And I can't visit Ramona without visiting either Woof n Rose or Kohill. This time, to Woof. to see what the Cab Franc geniuses have to pour now. Two special mentions today. First, a light, chillable red, their 2010 Puppy Love, which is a blend of Grenache noir, Merlot, and Alicante Bouschet. "Light" here meaning full red but not deep blue or violet, and can handle a slight chill so you can enjoy it in hot weather. Slightly chilled, but not full-on refrigerator cold. Then on to their current estate Cab Franc, the 2010. Higher alcohol, a bit over 15%, than previous vintages, as Marilyn explained that, while they had to wait through the cool weather for the acid and ph numbers to reach targets, the sugar moved up a bit faster than the acids came down. More sugar means higher alcohol. Still, a very good wine. Cab Franc does not rise to the ultra high status of its son Cab Sauvignon, but it is delicious when you catch it in the right place. The aromatics are of bright red fruits, not the dark color fruits that you get in Cab Sauv. The right places include Chinon France and Ramona, CA. I've tasted many Cab Franc winners in Ramona, and some stunners at Woof. I also look forward to the release later this year of their Alicante Bouschet. This is another semi-obscure red, usually blended with many Zins and Syrah wines. The pulp and juice itself are red. Most red or black grapes have green pulp, not red or black, and all the color comes from skin molecules. Ali. Boo is found in southern France, Spain, and probably some in Portugal and Italy under other names. As for Chinon, watch "The Lion in Winter". A lot of history in that castle at Chinon, on the Loire River in central France.

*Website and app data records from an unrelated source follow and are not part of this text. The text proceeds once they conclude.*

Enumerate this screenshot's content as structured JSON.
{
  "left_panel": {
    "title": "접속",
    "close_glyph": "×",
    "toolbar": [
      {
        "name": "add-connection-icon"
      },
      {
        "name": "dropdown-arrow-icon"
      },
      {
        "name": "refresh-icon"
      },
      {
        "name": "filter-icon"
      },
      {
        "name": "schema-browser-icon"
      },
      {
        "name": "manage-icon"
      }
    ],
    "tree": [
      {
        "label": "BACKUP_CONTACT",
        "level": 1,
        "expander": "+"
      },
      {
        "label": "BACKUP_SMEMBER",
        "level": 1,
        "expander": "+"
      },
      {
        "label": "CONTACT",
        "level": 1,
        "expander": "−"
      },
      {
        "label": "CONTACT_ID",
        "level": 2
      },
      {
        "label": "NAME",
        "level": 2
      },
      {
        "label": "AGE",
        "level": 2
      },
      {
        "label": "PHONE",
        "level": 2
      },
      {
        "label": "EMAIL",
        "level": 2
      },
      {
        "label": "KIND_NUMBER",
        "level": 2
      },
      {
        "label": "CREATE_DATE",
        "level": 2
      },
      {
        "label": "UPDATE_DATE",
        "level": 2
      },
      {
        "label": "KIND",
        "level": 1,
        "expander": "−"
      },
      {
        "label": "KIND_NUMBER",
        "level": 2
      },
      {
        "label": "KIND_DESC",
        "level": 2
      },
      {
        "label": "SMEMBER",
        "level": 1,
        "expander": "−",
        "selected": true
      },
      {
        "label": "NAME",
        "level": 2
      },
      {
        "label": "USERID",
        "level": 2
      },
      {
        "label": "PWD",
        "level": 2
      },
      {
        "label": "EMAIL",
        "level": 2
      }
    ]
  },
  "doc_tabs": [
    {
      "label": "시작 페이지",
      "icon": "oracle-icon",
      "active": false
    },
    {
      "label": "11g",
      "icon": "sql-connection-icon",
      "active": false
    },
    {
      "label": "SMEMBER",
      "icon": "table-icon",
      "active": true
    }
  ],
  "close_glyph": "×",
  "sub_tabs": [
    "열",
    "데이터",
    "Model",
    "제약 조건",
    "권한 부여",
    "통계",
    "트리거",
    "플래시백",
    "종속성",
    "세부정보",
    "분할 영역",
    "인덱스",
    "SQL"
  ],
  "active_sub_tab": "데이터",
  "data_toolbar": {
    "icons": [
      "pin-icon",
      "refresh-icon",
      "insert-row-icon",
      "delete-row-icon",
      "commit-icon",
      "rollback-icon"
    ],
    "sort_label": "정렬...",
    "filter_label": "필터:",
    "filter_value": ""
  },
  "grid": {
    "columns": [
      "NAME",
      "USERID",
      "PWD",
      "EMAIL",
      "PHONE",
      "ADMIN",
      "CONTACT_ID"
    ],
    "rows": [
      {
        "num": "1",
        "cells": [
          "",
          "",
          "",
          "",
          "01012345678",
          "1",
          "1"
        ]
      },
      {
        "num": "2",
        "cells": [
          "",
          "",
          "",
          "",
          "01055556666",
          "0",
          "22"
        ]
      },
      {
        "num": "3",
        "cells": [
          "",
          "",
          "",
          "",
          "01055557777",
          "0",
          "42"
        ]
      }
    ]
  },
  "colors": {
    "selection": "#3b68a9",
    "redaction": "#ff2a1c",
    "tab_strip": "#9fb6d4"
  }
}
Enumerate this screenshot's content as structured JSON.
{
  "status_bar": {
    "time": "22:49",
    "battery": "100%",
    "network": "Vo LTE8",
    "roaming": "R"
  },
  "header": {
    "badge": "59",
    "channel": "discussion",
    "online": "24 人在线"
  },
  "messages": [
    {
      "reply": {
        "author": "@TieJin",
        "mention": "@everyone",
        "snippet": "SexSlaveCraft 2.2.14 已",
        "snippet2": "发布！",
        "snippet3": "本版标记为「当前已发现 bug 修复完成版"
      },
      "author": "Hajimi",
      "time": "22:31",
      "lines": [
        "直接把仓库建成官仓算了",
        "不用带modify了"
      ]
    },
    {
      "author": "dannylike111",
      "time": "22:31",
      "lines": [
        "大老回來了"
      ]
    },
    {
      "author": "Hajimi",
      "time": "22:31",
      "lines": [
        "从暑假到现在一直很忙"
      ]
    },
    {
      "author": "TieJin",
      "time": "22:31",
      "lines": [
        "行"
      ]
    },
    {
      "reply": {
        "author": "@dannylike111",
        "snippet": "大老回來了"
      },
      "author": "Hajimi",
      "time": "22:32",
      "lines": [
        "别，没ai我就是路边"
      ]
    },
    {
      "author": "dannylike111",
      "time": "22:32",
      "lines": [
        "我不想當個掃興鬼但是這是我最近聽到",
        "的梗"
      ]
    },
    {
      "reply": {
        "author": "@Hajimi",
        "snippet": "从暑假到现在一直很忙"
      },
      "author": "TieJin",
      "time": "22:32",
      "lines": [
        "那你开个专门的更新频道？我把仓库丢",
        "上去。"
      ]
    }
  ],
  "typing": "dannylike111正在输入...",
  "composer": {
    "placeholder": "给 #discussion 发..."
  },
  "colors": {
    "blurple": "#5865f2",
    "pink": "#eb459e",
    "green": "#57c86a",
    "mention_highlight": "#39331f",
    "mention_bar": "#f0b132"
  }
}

The first stop of the day was La Finquita, which I had not heard of before, had a change in ownership recently. The wines poured were not made by the new owners, and some are local grapes, some are from Paso Roble grapes. They have a killer Petit Verdot. Never heard of that grape? It is part of the Bordeaux group of grapes, usually a small part of the blend, and it is part of the "Meritage" allowed grapes. More earthy than Cabernet. Worth your giving it a taste. Especially the one at Finquita. Tied for next best honors here are a 2009 Cabernet that is another killer, and a 2013 Syrah Rose, that is a lovely balanced light weight with just right amount of red flavor. Best wishes to the new owners and I look forward to tasting the results of their own labors in next 1-2 years.
Go. To Ramona. Saturday and Sunday. Plenty of maps and most places show up on Google map. Google the Ramona Valley Vineyard Associations (RVVA) and hit the websites and maps, pick a name, any name with a tasting room, and go. Meet owners, wine makers, all owner-operated, no corporate parents, no large production. You can buy some wines on futures, buy a row of vines, and never mind hats, t-shirts, and reserved VIP limo parking. Small production, so be ready to buy what you love or it will be gone.
In a few weeks, more tasting notes from Ramona. For Wines & Vines, or from Your Man about Wine, or Donn on Wine.
(and in a few days, a column with stuff for growers and makers)